YOUR TASK. Search the data for the string "Time" and copy each line in which it appears.

RECORD EXTRACTS.
──────

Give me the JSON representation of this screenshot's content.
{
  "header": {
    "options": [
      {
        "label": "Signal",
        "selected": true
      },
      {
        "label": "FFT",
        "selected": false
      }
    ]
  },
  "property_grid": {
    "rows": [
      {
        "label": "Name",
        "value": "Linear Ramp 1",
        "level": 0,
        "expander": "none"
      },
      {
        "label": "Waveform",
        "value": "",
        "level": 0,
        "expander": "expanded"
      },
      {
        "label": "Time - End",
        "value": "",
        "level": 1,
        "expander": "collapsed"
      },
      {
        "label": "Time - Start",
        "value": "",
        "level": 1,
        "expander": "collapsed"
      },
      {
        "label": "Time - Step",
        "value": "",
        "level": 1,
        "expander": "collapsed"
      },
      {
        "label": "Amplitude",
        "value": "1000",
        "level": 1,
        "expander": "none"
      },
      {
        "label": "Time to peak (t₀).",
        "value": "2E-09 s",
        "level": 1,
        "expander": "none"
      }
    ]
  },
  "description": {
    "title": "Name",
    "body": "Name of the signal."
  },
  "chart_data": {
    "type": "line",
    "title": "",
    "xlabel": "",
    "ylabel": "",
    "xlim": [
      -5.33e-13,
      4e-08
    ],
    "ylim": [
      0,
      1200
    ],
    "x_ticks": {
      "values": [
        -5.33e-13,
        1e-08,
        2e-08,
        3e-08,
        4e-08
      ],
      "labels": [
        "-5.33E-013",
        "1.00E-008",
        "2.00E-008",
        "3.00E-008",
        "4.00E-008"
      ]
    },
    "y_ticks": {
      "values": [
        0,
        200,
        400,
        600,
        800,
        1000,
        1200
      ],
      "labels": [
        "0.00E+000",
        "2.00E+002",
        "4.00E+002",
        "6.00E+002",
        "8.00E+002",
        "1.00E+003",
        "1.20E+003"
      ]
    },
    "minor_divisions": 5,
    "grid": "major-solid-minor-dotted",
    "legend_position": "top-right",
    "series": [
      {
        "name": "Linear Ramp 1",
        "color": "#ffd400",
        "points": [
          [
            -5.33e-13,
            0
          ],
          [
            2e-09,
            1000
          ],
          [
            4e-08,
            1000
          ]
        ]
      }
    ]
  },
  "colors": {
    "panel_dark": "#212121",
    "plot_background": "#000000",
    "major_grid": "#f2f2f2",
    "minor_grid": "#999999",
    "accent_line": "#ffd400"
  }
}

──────

OUTPUT FOR THIS EXERCISE.
        "label": "Time - End",
        "label": "Time - Start",
        "label": "Time - Step",
        "label": "Time to peak (t₀).",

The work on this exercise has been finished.